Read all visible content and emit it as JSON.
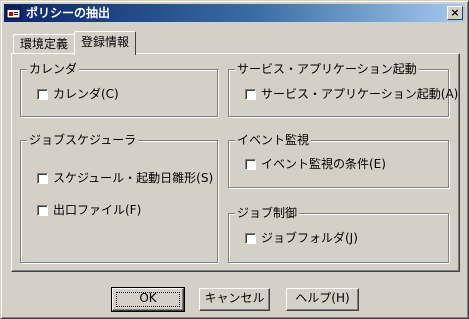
{
  "window": {
    "title": "ポリシーの抽出",
    "close_label": "×"
  },
  "tabs": [
    {
      "label": "環境定義"
    },
    {
      "label": "登録情報"
    }
  ],
  "groups": {
    "calendar": {
      "title": "カレンダ",
      "checkbox": "カレンダ(C)"
    },
    "service": {
      "title": "サービス・アプリケーション起動",
      "checkbox": "サービス・アプリケーション起動(A)"
    },
    "scheduler": {
      "title": "ジョブスケジューラ",
      "checkbox1": "スケジュール・起動日雛形(S)",
      "checkbox2": "出口ファイル(F)"
    },
    "event": {
      "title": "イベント監視",
      "checkbox": "イベント監視の条件(E)"
    },
    "job": {
      "title": "ジョブ制御",
      "checkbox": "ジョブフォルダ(J)"
    }
  },
  "buttons": {
    "ok": "OK",
    "cancel": "キャンセル",
    "help": "ヘルプ(H)"
  },
  "colors": {
    "face": "#d4d0c8",
    "title_start": "#0a246a",
    "title_end": "#a6caf0"
  }
}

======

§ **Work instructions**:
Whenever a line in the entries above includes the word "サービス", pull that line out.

§ **Result**:
      "title": "サービス・アプリケーション起動",
      "checkbox": "サービス・アプリケーション起動(A)"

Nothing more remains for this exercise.